An understanding of the legal justice system (particularly the criminal strand) is something that I have enhanced greatly over this social work placement due to high levels of contact, coming from a place of near absolute ignorance. However the importance of sound knowledge of such processes I have come to appreciate to be paramount in order to provide adequate support for those involved, and this is something that I am a long way from feeling confident in. It is also something which I came to be passionate about in this WIL experience, namely the youth justice system, and the ways in which this system discriminated and oppressed some of the already most vulnerable in the community. I had the privilege of being a support and advocate within the court proceedings for many young people and families, and I saw the huge need for social work intervention in such systems of power as well as the breach of human rights. For all these reasons I hope to learn more in the future about not only the laws imposed upon individuals, but also the rights they hold, particularly when working with Indigenous clients who may be living in other cultural practice, languages and strikingly; by other laws.
Supervision was a really important and stretching part of this WIL experience. My weekly hourly supervision sessions took on a philosophical air in which we would discuss ideas of law, criminality and incarceration and how these intersect with social work values. We talked a lot about the conflicting experiences of being a social worker within the criminal justice system as well as the importance of it. We also discussed in great depth the retributive policy approach to youth in NT (rather than rehabilitative) which is something that I have found to be of great concern, and would critique the systems through our social work lenses.
It was also invaluable to be working alongside the Aboriginal Cultural Advisor, who provided consistency, experience and support with case related tasks and cultural questions. It was such a privilege to be working so closely with such a strong, supportive and experienced Aboriginal practitioner (we were the only two “workers” for the majority of my WIL experience).

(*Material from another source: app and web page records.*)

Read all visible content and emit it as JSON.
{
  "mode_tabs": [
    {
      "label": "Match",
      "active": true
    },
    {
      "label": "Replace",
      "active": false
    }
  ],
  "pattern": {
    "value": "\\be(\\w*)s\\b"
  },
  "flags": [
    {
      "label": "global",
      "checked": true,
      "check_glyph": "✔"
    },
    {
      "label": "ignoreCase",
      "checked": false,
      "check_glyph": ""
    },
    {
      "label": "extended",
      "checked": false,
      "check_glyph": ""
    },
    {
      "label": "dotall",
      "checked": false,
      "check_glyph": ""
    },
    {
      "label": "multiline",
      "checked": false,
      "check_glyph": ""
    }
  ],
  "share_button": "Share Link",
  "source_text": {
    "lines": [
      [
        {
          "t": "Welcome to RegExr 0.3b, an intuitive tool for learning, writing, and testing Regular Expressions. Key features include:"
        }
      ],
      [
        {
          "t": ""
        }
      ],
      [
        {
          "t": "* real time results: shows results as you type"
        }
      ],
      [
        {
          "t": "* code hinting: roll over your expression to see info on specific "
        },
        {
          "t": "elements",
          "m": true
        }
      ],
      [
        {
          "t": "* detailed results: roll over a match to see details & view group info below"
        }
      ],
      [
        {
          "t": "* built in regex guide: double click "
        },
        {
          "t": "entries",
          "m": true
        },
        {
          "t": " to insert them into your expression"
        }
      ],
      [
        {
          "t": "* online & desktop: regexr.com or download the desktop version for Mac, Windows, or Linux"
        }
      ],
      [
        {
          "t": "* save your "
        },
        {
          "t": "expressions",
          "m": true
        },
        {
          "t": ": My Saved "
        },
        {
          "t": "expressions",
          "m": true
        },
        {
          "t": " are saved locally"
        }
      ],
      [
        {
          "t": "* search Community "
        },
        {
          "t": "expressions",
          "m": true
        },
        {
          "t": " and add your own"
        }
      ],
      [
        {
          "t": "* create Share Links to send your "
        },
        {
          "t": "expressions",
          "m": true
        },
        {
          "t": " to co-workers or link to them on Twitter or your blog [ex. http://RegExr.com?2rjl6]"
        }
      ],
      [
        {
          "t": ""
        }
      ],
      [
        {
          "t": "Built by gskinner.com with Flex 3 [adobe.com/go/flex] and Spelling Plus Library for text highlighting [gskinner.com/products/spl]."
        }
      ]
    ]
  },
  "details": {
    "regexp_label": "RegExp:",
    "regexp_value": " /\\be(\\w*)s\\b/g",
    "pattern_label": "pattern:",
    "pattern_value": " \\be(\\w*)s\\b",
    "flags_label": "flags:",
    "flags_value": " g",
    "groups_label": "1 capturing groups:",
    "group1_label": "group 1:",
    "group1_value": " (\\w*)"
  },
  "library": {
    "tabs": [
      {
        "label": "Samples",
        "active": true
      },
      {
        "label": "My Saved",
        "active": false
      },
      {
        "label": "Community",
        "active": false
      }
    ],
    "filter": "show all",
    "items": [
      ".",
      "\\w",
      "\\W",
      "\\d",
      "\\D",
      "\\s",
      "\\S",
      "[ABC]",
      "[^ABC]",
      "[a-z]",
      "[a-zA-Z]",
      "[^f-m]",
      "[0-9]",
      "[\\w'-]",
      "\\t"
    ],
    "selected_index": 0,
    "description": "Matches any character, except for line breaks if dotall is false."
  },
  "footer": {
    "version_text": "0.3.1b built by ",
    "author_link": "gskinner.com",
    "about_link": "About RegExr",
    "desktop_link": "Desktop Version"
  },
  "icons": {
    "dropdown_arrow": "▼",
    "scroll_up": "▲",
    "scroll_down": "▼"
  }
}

This placement challenged and taught me so much about myself and the complexities of seeking social justice within communities and systems of injustice and inequality. Upon the completion of my studies in November I hope to potentially move back to Alice Springs as a social worker and continue to contribute small glimpses growth within the community as well as to continue to be grown by this diverse and strong community, as I was over these significant 5 months.